Excerpts from an interface dataset

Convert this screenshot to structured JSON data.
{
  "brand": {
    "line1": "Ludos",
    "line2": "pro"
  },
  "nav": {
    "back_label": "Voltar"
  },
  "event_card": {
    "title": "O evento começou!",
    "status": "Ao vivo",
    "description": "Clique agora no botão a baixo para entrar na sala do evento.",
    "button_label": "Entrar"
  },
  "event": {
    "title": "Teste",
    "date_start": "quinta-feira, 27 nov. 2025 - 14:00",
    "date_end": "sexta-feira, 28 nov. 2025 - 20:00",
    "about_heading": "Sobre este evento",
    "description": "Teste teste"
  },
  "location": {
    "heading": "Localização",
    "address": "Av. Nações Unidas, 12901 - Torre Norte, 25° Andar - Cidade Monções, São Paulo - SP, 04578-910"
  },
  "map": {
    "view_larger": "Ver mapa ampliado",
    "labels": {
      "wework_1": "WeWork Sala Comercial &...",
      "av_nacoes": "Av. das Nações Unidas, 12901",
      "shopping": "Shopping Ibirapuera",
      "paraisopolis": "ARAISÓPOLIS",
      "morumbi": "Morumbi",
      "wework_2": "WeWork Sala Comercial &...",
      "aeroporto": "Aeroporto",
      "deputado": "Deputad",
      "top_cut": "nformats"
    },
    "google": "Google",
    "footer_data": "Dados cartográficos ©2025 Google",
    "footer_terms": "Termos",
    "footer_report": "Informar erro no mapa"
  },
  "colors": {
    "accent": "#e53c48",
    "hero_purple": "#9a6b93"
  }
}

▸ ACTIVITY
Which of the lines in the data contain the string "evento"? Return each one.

▸ YOUR SOLUTION
    "title": "O evento começou!",
    "description": "Clique agora no botão a baixo para entrar na sala do evento.",
    "about_heading": "Sobre este evento",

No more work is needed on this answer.